*** DATA FOR THIS TASK Section Begins ***

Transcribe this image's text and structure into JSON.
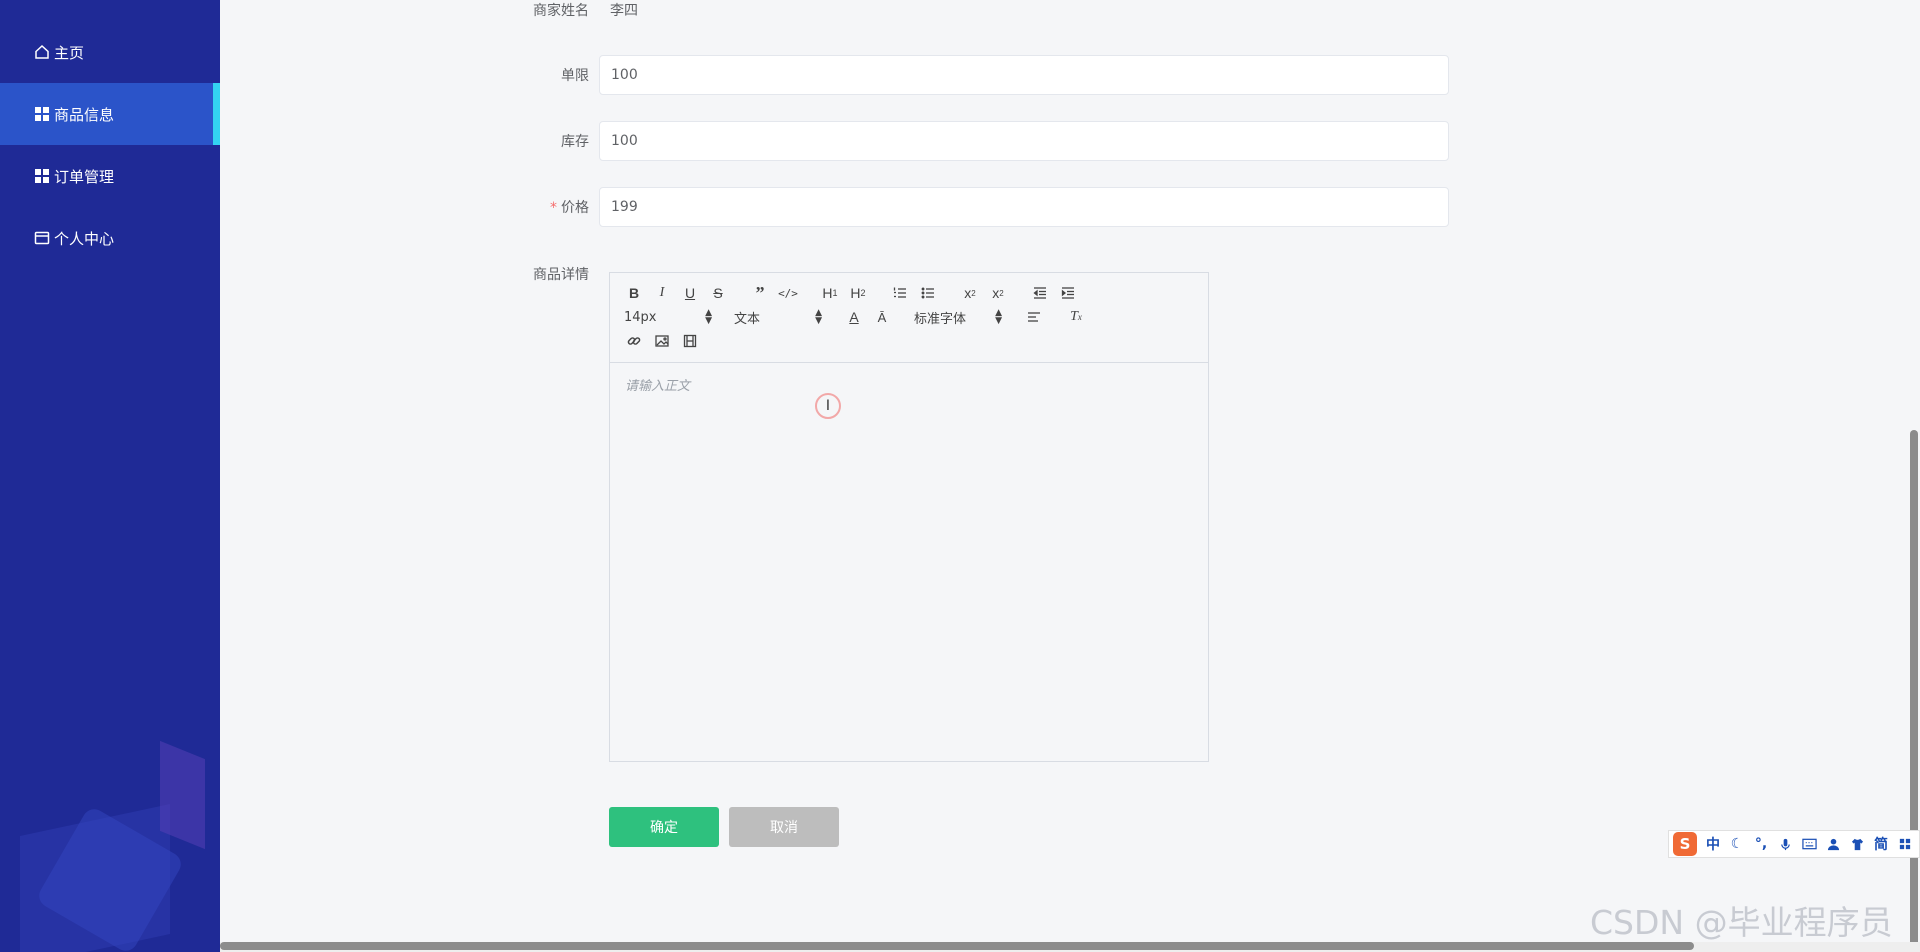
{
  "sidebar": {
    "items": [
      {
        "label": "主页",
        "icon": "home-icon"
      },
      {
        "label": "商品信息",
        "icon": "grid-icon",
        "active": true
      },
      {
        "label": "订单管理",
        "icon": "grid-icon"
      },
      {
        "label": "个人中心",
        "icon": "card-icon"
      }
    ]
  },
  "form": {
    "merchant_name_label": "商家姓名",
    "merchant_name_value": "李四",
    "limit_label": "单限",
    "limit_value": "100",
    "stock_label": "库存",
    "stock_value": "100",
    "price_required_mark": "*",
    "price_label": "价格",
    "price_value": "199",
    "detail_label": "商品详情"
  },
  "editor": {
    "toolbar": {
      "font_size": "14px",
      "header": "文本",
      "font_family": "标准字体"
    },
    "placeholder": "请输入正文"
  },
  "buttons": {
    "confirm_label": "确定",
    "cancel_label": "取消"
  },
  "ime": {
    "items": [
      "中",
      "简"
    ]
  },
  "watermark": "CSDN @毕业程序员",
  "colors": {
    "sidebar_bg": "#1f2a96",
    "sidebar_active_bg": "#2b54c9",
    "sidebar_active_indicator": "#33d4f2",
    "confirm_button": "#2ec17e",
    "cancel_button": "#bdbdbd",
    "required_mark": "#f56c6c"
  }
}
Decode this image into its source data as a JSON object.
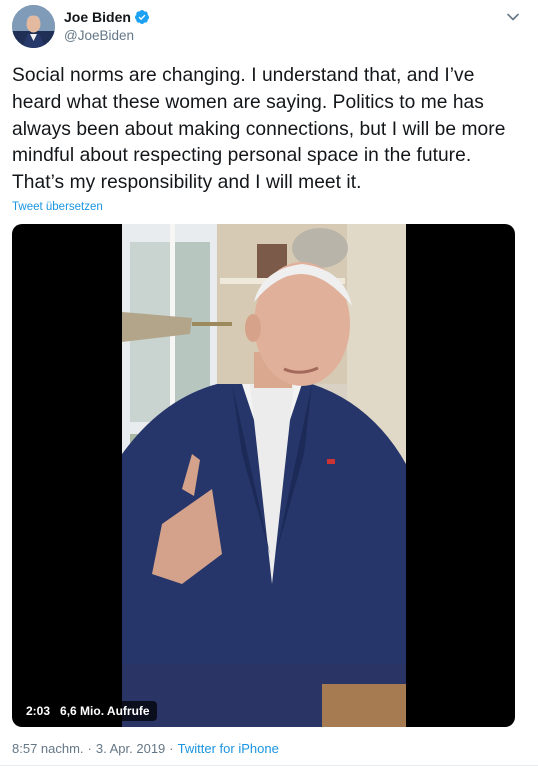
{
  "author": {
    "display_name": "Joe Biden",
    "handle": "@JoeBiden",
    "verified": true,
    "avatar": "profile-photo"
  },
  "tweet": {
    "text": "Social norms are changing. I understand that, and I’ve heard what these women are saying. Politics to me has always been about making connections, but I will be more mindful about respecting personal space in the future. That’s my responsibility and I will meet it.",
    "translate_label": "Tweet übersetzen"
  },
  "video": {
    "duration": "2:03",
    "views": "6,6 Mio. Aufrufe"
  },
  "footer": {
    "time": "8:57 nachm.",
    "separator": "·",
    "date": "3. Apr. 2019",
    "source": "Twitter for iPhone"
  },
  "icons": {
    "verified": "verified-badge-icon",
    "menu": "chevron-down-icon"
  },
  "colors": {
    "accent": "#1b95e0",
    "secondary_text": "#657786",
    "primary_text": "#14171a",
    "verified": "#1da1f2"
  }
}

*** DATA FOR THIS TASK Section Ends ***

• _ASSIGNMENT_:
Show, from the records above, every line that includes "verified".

• _SOLUTION FOR THIS TASK_:
    "verified": true,
    "verified": "verified-badge-icon",
    "verified": "#1da1f2"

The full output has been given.